This is Disneyland we're talking about. The original. The park that actually has Walt's fingerprints all over it. I'm going to dine at Steakhouse 55 in the Disneyland Hotel. I'm going to see classic attractions like Great Moments with Mr. Lincoln and the Matterhorn. Best of all, I'm going to take the Walk in Walt's Disneyland Footsteps Tour. I'm so excited about the tour that I can barely keep myself from squealing like a twelve-year-old girl every time I think of it!
Sure, there are a lot of other reasons to be juiced up. I'll get to visit some long lost friends like Mr. Toad's Wild Ride and Snow White's Scary Adventures -- favorites from my childhood that are gone forever from WDW's Magic Kingdom but can still be found at "The Happiest Place on Earth". (By the way, did you know that phrase is technically only Disneyland's tagline? Walt Disney World's is "The Most Magical Place on Earth" or "Where Dreams Come True". I don't make this stuff up, folks.)
Of course, there are a lot of totally new (to me) things, too. Haunted Mansion Holiday will be celebrating its 13th anniversary during our trip, and I am totally stoked to check that out. There are the Storybook Land Canal Boats, the Indian Jones Adventure, and Roger Rabbit's Car Toon Spin just waiting for me, and let's not forget the totally revamped Disney California Adventure Park with the out-of-this-world Cars Land that everyone's buzzing about!
But as I mentioned earlier, planning this trip has me a little out of my Disney comfort zone. Some things are just strange to me. For example, dining reservations can only be made 60 days out. What's even more bizarre is that for the four nights we'll be on Disney property, I only made one dining reservation. This would be my idea of heresy at WDW. I can only assume that this is what Eddie Valiant felt like as he fell from the window without a parachute. Everyone says, however, that ADRs (Advance Dining Reservations) aren't generally necessary at Disneyland, so I'm going to trust them and (gulp) play it by ear.

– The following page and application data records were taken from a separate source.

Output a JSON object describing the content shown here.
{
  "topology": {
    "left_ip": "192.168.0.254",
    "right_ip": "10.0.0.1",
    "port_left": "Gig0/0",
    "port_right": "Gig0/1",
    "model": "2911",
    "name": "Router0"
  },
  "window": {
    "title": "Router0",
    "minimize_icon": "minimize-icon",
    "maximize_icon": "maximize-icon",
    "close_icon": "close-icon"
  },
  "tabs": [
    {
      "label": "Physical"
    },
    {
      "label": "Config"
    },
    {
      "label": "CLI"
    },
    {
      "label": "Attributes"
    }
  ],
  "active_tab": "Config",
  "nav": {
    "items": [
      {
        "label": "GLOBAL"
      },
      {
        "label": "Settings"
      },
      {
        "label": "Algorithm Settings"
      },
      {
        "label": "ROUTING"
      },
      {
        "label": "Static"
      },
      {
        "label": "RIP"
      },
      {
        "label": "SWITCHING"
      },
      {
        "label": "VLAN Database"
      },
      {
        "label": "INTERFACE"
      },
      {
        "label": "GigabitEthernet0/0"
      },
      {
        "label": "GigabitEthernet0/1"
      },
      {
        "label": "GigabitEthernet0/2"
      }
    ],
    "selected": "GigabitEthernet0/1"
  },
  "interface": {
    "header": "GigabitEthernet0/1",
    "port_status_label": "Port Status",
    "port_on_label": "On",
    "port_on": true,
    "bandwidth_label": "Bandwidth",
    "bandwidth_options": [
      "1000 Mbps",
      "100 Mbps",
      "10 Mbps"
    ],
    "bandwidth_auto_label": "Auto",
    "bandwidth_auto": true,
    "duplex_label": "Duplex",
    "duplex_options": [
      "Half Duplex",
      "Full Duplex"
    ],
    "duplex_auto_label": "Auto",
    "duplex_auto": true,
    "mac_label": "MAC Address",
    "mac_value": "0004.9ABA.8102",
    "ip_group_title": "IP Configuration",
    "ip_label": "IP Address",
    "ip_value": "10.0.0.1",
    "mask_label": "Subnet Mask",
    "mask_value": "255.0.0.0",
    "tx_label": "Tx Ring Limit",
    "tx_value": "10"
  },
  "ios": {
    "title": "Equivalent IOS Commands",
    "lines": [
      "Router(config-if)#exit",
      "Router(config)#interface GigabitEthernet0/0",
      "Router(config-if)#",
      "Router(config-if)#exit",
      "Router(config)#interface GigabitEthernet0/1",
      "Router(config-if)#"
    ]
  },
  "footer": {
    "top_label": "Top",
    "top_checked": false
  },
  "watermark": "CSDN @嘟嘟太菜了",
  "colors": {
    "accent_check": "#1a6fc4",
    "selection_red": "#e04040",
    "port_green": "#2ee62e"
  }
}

Another difference: My idea of doing a Disney vacation properly is to get up at 6:30 so that I can be showered, dressed, and travel across the aforementioned 42+ square miles to be waiting at the front gates of the theme park of my choice at least a half hour before park opening. But Disneyland's parks won't be opening until 10:00 AM on the days we are there. What the heck!? And since we are staying at Disney's Grand Californian Hotel and Spa, I'll be able to practically fall out of bed and land at the front gate of either park. Considering the time zone difference and my level of excitement, I'll probably be pulling a Buzz Lightyear from the old DCA commercials and get caught trying to peer over the fence while waiting for the parks to open. Admit it; wouldn't you?
Posted by Teri Sizemore at 3:52 PM